Exercise aim: Keep only those lines of the records that include the string "hello".
Data for analysis section start
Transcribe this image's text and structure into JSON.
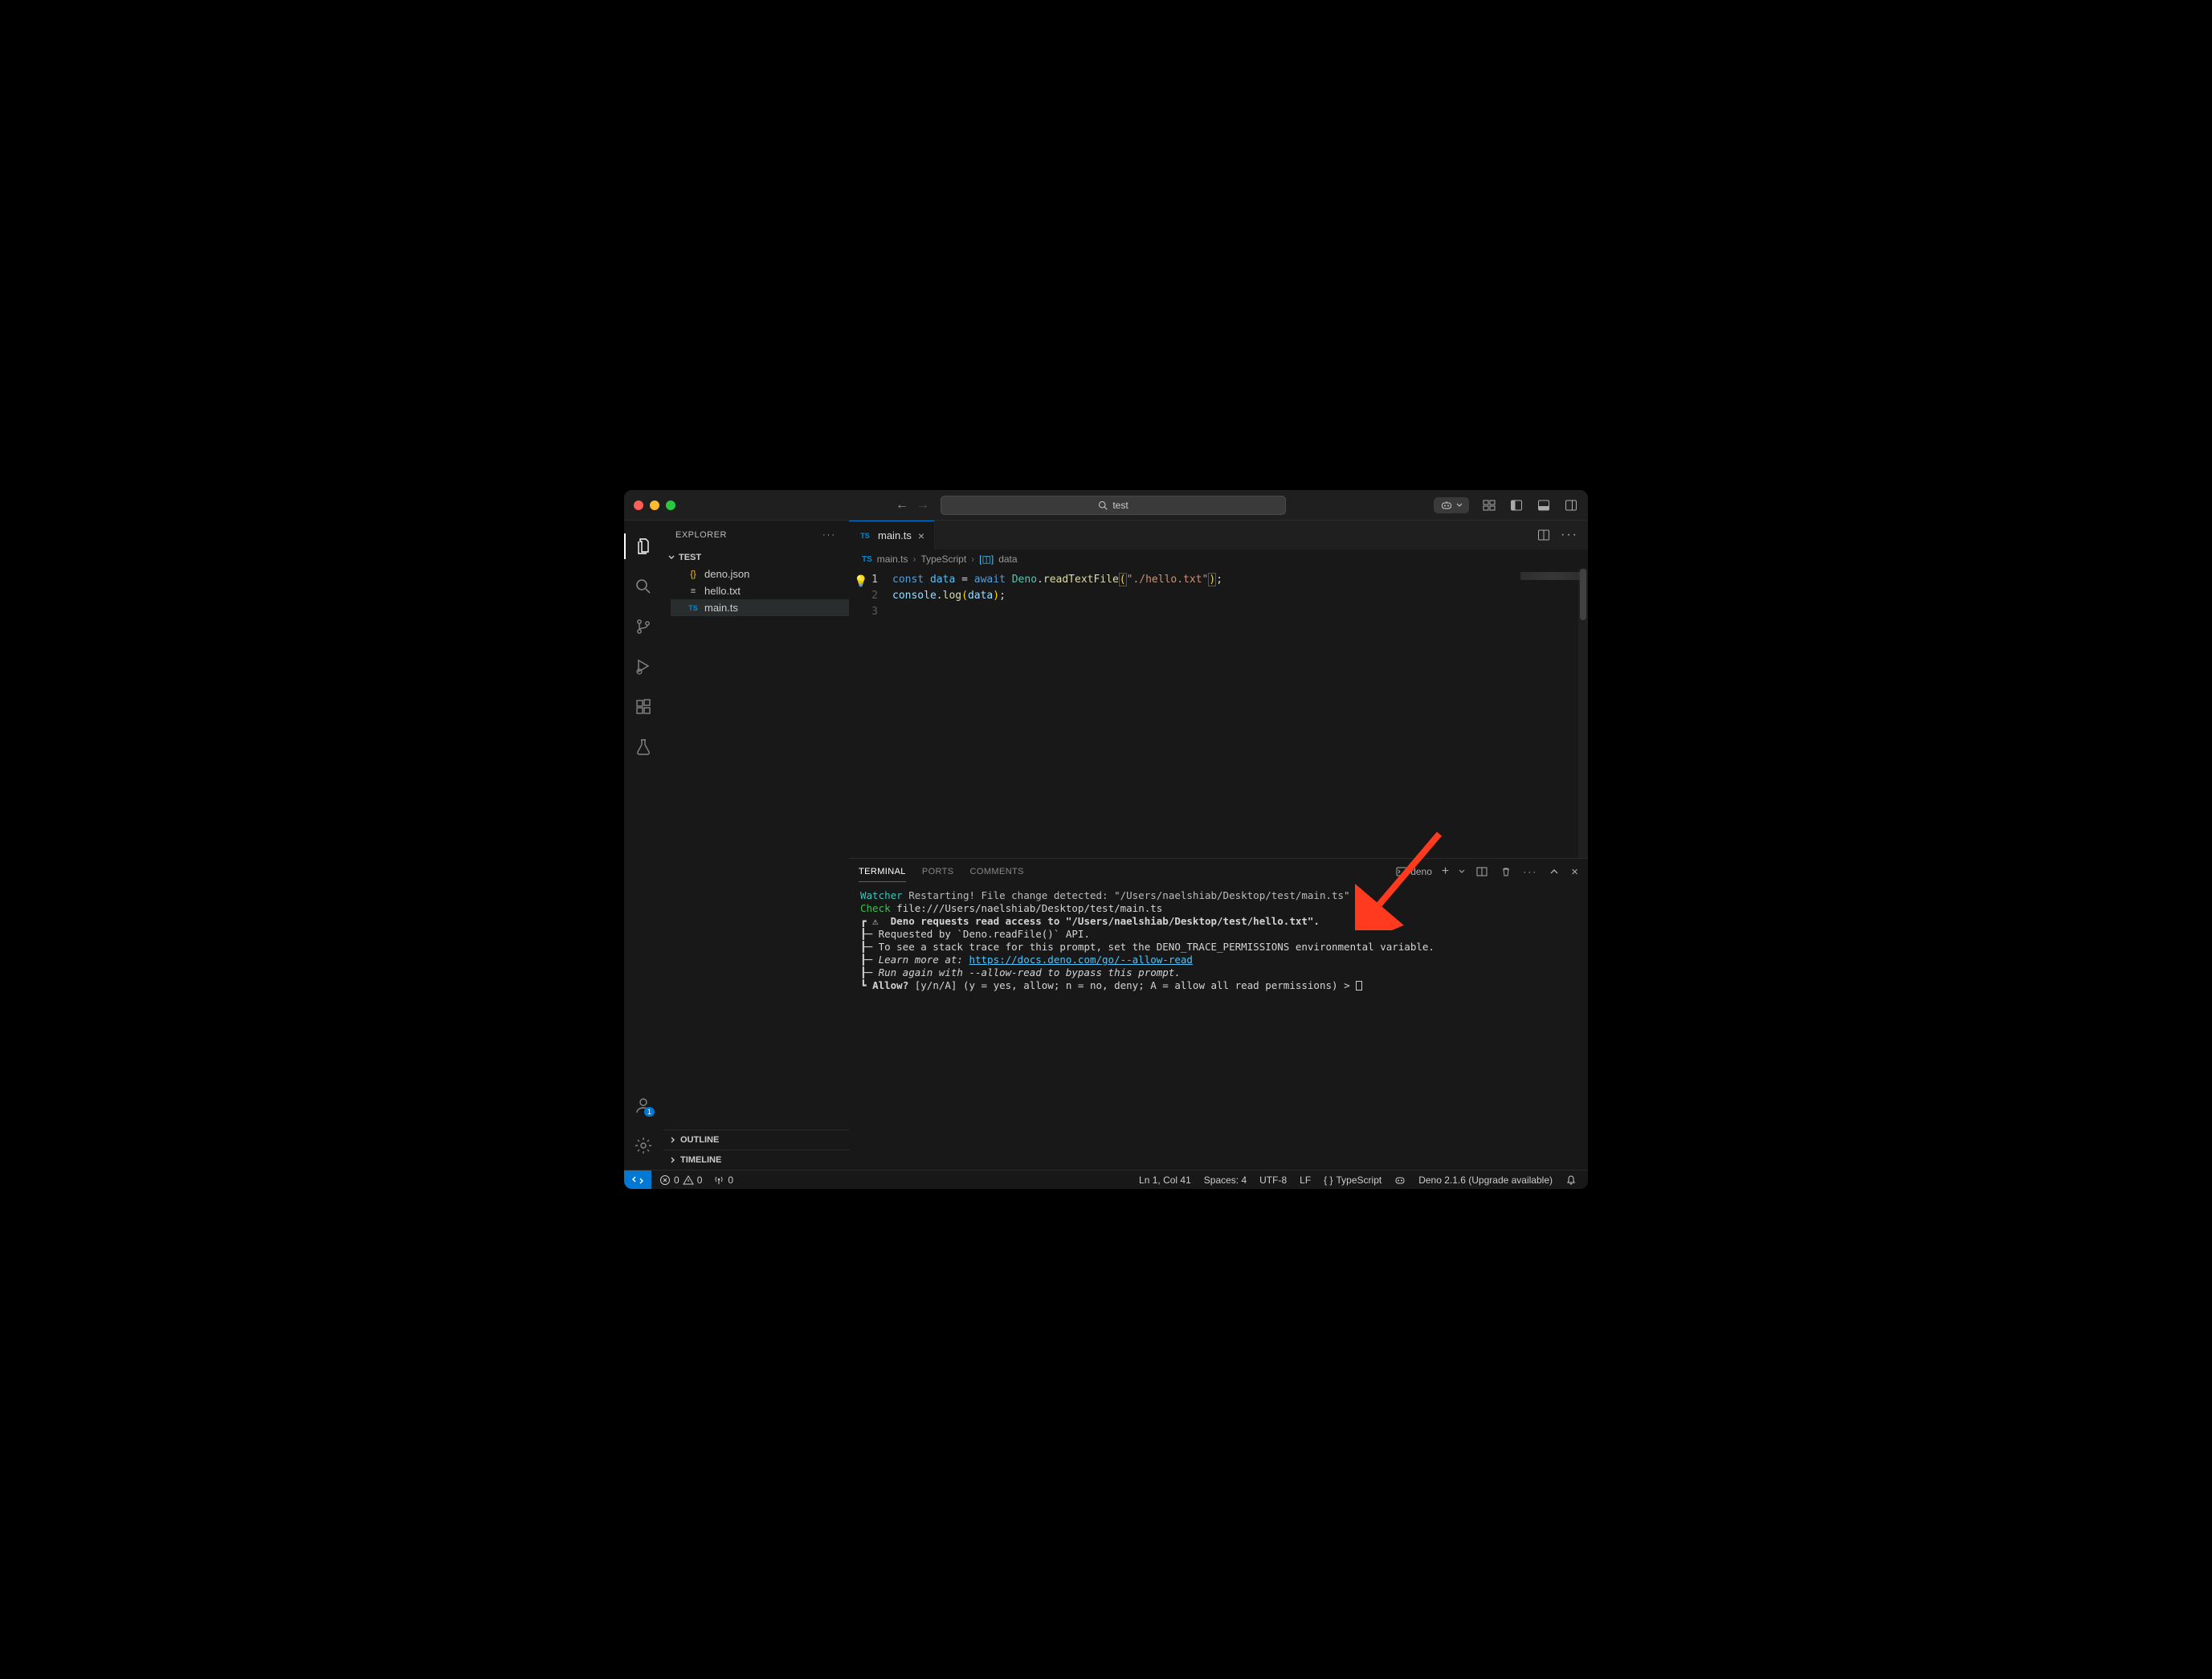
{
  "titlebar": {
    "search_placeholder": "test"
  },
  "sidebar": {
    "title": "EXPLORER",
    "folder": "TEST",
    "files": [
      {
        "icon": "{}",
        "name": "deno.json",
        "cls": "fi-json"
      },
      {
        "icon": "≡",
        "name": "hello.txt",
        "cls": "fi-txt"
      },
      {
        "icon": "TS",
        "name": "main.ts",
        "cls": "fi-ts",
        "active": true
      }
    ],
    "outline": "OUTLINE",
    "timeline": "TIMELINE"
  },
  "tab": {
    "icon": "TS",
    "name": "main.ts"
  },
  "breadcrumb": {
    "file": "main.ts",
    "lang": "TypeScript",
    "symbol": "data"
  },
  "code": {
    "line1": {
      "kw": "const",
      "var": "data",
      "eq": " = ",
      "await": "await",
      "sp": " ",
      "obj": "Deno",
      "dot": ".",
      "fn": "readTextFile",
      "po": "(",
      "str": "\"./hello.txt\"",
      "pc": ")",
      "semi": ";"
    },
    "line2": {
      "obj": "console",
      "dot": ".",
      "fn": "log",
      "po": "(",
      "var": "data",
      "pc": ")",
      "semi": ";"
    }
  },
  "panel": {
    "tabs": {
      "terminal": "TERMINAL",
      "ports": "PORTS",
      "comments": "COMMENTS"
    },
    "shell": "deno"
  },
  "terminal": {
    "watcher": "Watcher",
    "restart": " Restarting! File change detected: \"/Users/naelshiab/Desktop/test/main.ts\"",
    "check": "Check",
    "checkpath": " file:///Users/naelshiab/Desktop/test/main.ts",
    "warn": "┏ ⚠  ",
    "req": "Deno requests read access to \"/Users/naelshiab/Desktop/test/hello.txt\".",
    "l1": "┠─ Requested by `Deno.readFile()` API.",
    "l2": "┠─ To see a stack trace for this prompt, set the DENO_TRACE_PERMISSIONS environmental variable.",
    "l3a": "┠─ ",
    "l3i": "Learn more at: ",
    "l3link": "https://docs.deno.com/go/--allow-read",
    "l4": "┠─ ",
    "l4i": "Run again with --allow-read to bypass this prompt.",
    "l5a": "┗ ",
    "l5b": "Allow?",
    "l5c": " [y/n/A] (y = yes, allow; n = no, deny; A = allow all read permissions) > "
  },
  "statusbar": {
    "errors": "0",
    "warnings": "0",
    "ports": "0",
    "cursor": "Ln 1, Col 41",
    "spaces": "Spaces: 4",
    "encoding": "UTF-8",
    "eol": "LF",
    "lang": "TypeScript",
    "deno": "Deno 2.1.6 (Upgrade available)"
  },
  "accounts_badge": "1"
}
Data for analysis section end
Reply:
        "name": "hello.txt",
      "str": "\"./hello.txt\"",
    "req": "Deno requests read access to \"/Users/naelshiab/Desktop/test/hello.txt\".",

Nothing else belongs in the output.